Marrying the wrong person

Choosing a spouse is another epic decision with major implications. Remember: Marriage is a financial contract. As such, it can be a financially dangerous proposition. There are countless responsible people who ended up bankrupt becasue of the antics of a financially undisciplined spouse. And those who eventually recognize their matrimonial mistake after saying "I do," still often end up paying dearly. The average cost of a divorce is about $20,000, which just goes to show that the people who prosper from a divorce are usually the lawyers.

Для печати
Microsoft will 'die and disappear' in next few years
Whole Foods' freshness starting to wilt
In a war of attrition, Microsoft will beat Apple again
Asbury Automotive sees strong earnings momentum
Student debtors get the runaround
What to keep in your money survival kit
First-date coupon use is on the rise
Groupon offers NYC dinner in the dark
The worst credit cards of 2012
Post-Sandy, banks waive fees
Homeowners spared costly hurricane deductible
7 ways to commit financial suicide
Why are car loans so easy to get?
Best credit cards after bankruptcy
Get more cash for your old clothes
5 fee-free ways to help Sandy victims
After a flood, frugality can be dangerous
After the storm: Rebuild or move?
My unexpected $2,400 vet bill
Best credit cards for holiday shopping
Downside of a higher retirement age
Prepaid cards are not gift cards
Is the economy destroying love?
Financial lesson from a football game
Book Christmas flights before Black Friday
6 ways to earn extra holiday cash
Holiday shopping? Avoid this retail trick
Many holding out for Cyber Monday
SiriusXM drives straight race to $3 a share
Sandy: Beware the bubble in storm stocks
Starbucks: Buy it, own it, love it
4 Canadian value stocks
What's the White House worth?
Stocks are immune to Washington
EMC strengthens RSA business with acquisition
Russia garners another favorable valuation call
Goldman Sachs slashes partnership ranks
Inside Wall Street: Cheers from Bud and Diageo
4 favorites for a housing rebound
Is Baidu's China reign over?
In 2013, Apple, Facebook will fly, Intel will die
Is AOL's turnaround for real?
Stock buyback blitz continues
Anheuser-Busch pushes higher-alcohol beers
Baidu: Searching for growth in China
Twitter vs. Facebook: The war heats up
Would Disney buy Hasbro?

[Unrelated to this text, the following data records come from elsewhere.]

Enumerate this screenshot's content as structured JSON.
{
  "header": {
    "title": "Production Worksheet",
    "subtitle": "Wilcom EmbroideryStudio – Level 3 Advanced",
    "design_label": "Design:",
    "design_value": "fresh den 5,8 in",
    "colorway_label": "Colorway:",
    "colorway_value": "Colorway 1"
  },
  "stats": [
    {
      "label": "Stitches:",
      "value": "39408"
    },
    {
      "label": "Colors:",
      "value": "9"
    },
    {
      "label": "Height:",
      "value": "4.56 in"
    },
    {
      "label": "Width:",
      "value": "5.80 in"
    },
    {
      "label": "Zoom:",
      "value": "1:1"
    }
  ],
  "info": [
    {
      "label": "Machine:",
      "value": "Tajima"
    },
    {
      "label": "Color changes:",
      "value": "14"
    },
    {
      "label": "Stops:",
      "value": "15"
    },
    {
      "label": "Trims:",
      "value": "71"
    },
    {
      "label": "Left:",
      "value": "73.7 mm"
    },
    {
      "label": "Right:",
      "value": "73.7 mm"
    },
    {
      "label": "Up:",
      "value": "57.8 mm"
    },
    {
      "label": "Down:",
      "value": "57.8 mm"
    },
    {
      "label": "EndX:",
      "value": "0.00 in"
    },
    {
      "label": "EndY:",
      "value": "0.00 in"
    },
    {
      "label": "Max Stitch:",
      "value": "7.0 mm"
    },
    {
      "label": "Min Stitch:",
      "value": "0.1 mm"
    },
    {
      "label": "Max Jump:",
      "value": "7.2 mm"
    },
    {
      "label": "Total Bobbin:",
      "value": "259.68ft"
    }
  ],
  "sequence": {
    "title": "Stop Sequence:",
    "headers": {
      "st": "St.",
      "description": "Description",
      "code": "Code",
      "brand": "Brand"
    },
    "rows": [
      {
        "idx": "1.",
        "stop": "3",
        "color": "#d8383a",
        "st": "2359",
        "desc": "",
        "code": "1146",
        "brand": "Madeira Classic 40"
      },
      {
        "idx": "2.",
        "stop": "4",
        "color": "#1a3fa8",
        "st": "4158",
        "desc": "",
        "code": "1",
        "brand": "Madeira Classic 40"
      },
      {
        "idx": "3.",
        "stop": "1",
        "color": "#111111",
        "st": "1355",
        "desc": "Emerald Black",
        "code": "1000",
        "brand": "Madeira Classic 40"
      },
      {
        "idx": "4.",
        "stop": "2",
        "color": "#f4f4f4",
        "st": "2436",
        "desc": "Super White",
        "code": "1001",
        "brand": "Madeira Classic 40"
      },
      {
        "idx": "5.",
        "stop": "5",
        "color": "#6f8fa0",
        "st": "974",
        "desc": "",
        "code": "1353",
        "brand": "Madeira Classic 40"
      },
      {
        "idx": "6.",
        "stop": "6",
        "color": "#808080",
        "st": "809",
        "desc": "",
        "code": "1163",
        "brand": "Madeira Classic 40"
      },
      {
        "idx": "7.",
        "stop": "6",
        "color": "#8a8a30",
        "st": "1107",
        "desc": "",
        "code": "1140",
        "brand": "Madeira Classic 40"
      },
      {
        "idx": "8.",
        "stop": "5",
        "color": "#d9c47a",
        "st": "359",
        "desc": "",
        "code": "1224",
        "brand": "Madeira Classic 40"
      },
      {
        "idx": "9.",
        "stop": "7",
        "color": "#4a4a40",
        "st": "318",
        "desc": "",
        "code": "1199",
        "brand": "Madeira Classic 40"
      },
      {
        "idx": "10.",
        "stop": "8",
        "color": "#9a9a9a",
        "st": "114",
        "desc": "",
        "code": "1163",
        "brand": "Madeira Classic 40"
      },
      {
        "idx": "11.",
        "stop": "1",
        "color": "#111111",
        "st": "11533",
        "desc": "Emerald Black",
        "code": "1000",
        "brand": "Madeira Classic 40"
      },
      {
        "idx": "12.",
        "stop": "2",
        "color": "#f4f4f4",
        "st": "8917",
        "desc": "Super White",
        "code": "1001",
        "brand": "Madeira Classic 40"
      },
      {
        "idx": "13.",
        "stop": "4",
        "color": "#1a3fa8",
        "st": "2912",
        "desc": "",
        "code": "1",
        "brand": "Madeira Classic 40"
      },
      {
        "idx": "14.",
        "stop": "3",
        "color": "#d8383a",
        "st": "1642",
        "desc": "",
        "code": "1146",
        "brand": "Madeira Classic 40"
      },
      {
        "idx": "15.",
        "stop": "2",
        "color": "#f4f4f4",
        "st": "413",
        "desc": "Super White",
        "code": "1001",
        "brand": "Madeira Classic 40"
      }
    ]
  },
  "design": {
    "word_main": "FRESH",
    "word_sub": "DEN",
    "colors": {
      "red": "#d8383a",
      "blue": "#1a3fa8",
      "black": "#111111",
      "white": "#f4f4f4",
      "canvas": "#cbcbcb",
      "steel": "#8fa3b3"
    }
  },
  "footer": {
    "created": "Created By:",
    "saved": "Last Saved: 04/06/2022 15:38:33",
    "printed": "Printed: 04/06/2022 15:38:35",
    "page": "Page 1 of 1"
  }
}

Vending-machine pizza prepares for US debut
Amazon lockers coming to Staples
Are customers becoming less loyal to Apple?
Focus on earnings, not fiscal cliff
Evergreen stocks: 4 favorite dividend ideas